What you need to do: The listing that follows should be copied in full and exactly, with no pictures.

━━━ Provided material ━━━

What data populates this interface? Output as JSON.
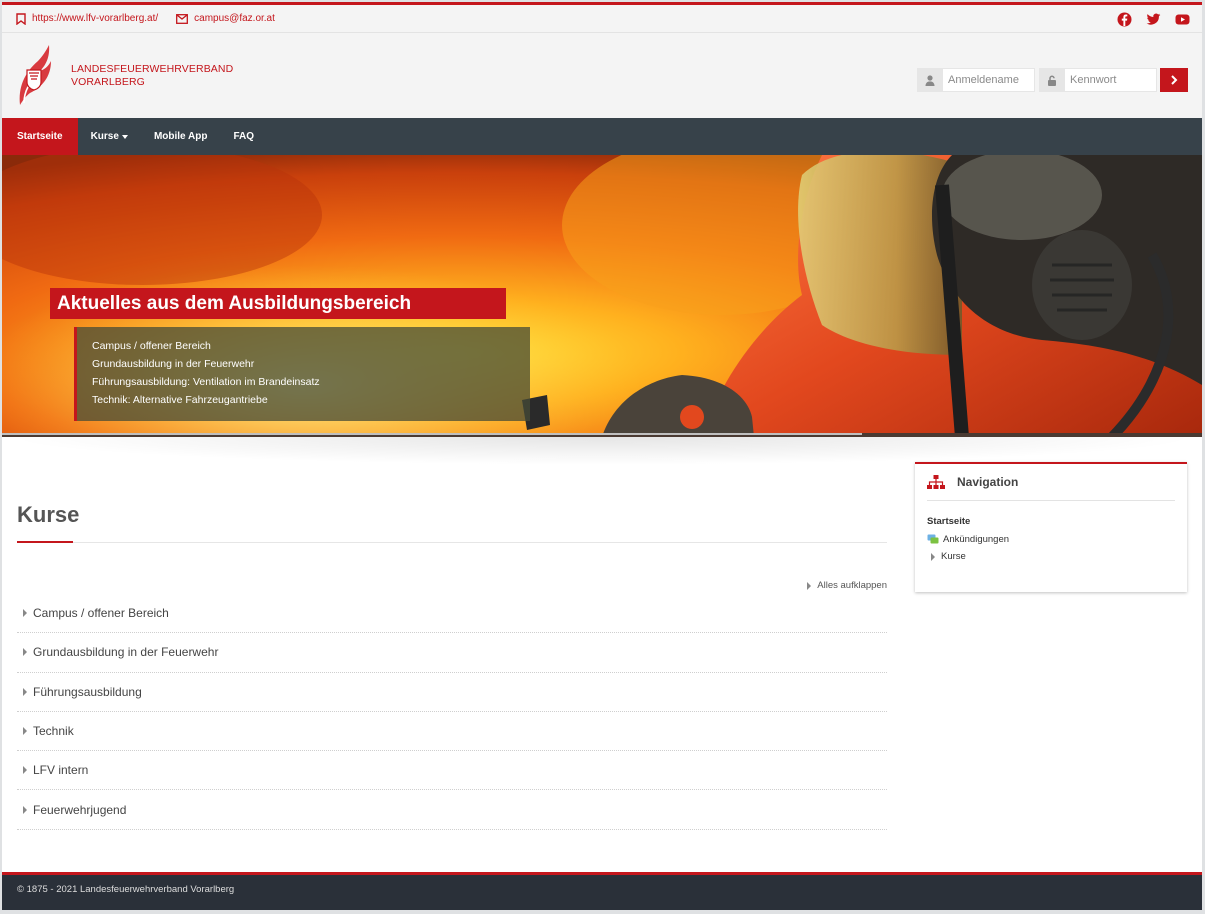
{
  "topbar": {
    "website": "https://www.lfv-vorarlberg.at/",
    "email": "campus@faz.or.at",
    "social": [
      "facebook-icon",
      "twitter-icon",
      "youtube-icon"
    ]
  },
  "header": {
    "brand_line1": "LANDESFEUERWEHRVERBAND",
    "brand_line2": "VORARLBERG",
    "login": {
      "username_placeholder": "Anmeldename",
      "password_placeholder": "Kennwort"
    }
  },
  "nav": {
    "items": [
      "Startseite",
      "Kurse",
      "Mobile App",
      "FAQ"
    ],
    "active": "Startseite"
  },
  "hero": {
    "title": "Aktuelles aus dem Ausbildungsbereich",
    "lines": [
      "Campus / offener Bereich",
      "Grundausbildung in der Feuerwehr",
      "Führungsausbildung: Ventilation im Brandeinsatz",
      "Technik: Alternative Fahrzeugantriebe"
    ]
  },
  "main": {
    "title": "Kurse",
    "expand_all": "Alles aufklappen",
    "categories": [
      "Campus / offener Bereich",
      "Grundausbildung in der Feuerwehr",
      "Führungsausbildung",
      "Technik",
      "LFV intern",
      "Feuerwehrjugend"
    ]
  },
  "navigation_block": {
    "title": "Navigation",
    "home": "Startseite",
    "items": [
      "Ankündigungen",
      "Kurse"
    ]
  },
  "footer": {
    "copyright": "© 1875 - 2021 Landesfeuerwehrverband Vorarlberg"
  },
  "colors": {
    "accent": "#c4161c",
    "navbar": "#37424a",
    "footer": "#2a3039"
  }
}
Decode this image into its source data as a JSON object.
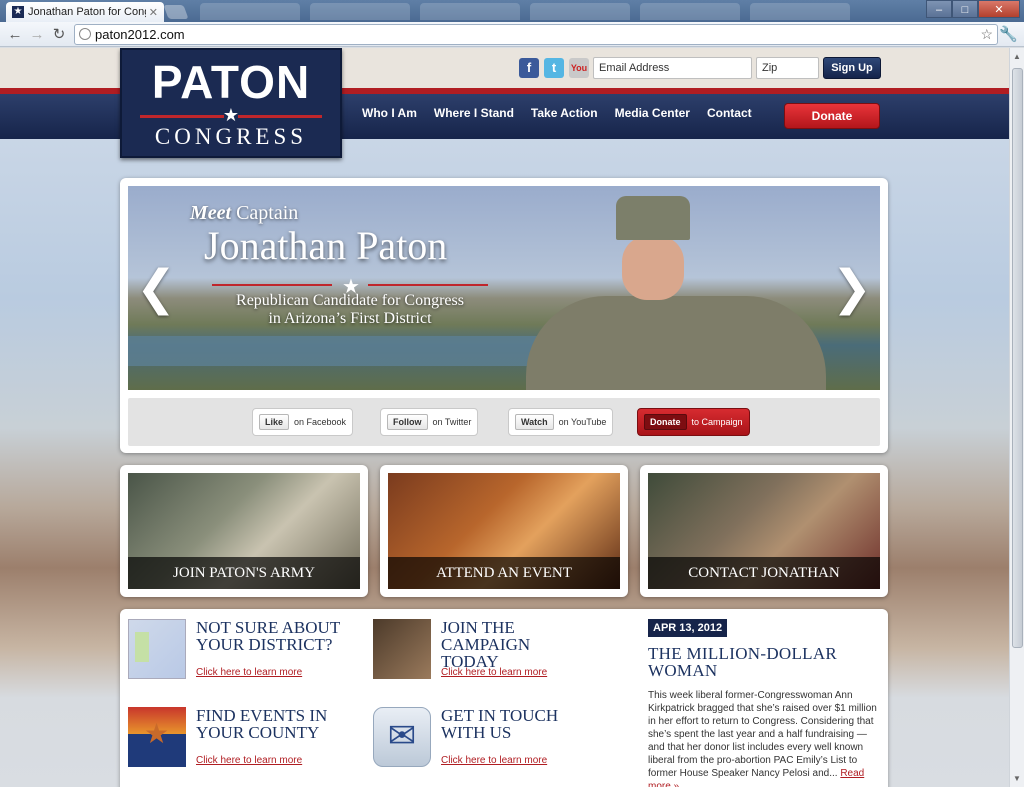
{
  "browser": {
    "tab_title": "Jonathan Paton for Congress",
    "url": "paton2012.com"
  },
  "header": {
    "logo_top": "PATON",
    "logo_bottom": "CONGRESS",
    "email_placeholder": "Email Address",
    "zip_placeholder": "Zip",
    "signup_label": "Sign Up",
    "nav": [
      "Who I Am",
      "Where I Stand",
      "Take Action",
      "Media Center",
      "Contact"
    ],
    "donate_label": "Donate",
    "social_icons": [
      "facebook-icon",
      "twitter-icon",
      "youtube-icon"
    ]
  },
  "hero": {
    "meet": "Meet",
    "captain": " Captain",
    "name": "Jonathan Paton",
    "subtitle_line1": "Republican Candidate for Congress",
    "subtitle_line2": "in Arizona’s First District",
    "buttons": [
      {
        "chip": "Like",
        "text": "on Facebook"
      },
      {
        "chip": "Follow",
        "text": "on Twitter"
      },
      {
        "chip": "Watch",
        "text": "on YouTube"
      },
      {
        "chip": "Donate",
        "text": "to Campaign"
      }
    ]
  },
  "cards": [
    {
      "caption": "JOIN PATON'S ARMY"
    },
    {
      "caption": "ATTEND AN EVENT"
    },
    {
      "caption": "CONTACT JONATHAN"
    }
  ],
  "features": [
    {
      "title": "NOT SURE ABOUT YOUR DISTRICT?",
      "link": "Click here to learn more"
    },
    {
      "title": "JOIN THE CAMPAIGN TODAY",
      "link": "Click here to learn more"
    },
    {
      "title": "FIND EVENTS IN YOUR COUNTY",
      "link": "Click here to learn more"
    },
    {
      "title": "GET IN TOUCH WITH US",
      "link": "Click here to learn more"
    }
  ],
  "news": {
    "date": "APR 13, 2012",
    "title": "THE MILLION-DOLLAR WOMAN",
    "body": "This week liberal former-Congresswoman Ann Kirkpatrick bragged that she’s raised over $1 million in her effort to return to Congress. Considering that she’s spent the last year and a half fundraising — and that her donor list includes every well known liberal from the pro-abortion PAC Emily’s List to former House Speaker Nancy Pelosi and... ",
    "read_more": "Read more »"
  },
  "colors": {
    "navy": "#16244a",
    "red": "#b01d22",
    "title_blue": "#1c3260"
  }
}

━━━

Output of the exercise:
What data populates this interface? Output as JSON.
{
  "topbar": {
    "website": "https://www.lfv-vorarlberg.at/",
    "email": "campus@faz.or.at",
    "social": [
      "facebook-icon",
      "twitter-icon",
      "youtube-icon"
    ]
  },
  "header": {
    "brand_line1": "LANDESFEUERWEHRVERBAND",
    "brand_line2": "VORARLBERG",
    "login": {
      "username_placeholder": "Anmeldename",
      "password_placeholder": "Kennwort"
    }
  },
  "nav": {
    "items": [
      "Startseite",
      "Kurse",
      "Mobile App",
      "FAQ"
    ],
    "active": "Startseite"
  },
  "hero": {
    "title": "Aktuelles aus dem Ausbildungsbereich",
    "lines": [
      "Campus / offener Bereich",
      "Grundausbildung in der Feuerwehr",
      "Führungsausbildung: Ventilation im Brandeinsatz",
      "Technik: Alternative Fahrzeugantriebe"
    ]
  },
  "main": {
    "title": "Kurse",
    "expand_all": "Alles aufklappen",
    "categories": [
      "Campus / offener Bereich",
      "Grundausbildung in der Feuerwehr",
      "Führungsausbildung",
      "Technik",
      "LFV intern",
      "Feuerwehrjugend"
    ]
  },
  "navigation_block": {
    "title": "Navigation",
    "home": "Startseite",
    "items": [
      "Ankündigungen",
      "Kurse"
    ]
  },
  "footer": {
    "copyright": "© 1875 - 2021 Landesfeuerwehrverband Vorarlberg"
  },
  "colors": {
    "accent": "#c4161c",
    "navbar": "#37424a",
    "footer": "#2a3039"
  }
}
Decode this image into its source data as a JSON object.
{
  "browser": {
    "tab_title": "Jonathan Paton for Congress",
    "url": "paton2012.com"
  },
  "header": {
    "logo_top": "PATON",
    "logo_bottom": "CONGRESS",
    "email_placeholder": "Email Address",
    "zip_placeholder": "Zip",
    "signup_label": "Sign Up",
    "nav": [
      "Who I Am",
      "Where I Stand",
      "Take Action",
      "Media Center",
      "Contact"
    ],
    "donate_label": "Donate",
    "social_icons": [
      "facebook-icon",
      "twitter-icon",
      "youtube-icon"
    ]
  },
  "hero": {
    "meet": "Meet",
    "captain": " Captain",
    "name": "Jonathan Paton",
    "subtitle_line1": "Republican Candidate for Congress",
    "subtitle_line2": "in Arizona’s First District",
    "buttons": [
      {
        "chip": "Like",
        "text": "on Facebook"
      },
      {
        "chip": "Follow",
        "text": "on Twitter"
      },
      {
        "chip": "Watch",
        "text": "on YouTube"
      },
      {
        "chip": "Donate",
        "text": "to Campaign"
      }
    ]
  },
  "cards": [
    {
      "caption": "JOIN PATON'S ARMY"
    },
    {
      "caption": "ATTEND AN EVENT"
    },
    {
      "caption": "CONTACT JONATHAN"
    }
  ],
  "features": [
    {
      "title": "NOT SURE ABOUT YOUR DISTRICT?",
      "link": "Click here to learn more"
    },
    {
      "title": "JOIN THE CAMPAIGN TODAY",
      "link": "Click here to learn more"
    },
    {
      "title": "FIND EVENTS IN YOUR COUNTY",
      "link": "Click here to learn more"
    },
    {
      "title": "GET IN TOUCH WITH US",
      "link": "Click here to learn more"
    }
  ],
  "news": {
    "date": "APR 13, 2012",
    "title": "THE MILLION-DOLLAR WOMAN",
    "body": "This week liberal former-Congresswoman Ann Kirkpatrick bragged that she’s raised over $1 million in her effort to return to Congress. Considering that she’s spent the last year and a half fundraising — and that her donor list includes every well known liberal from the pro-abortion PAC Emily’s List to former House Speaker Nancy Pelosi and... ",
    "read_more": "Read more »"
  },
  "colors": {
    "navy": "#16244a",
    "red": "#b01d22",
    "title_blue": "#1c3260"
  }
}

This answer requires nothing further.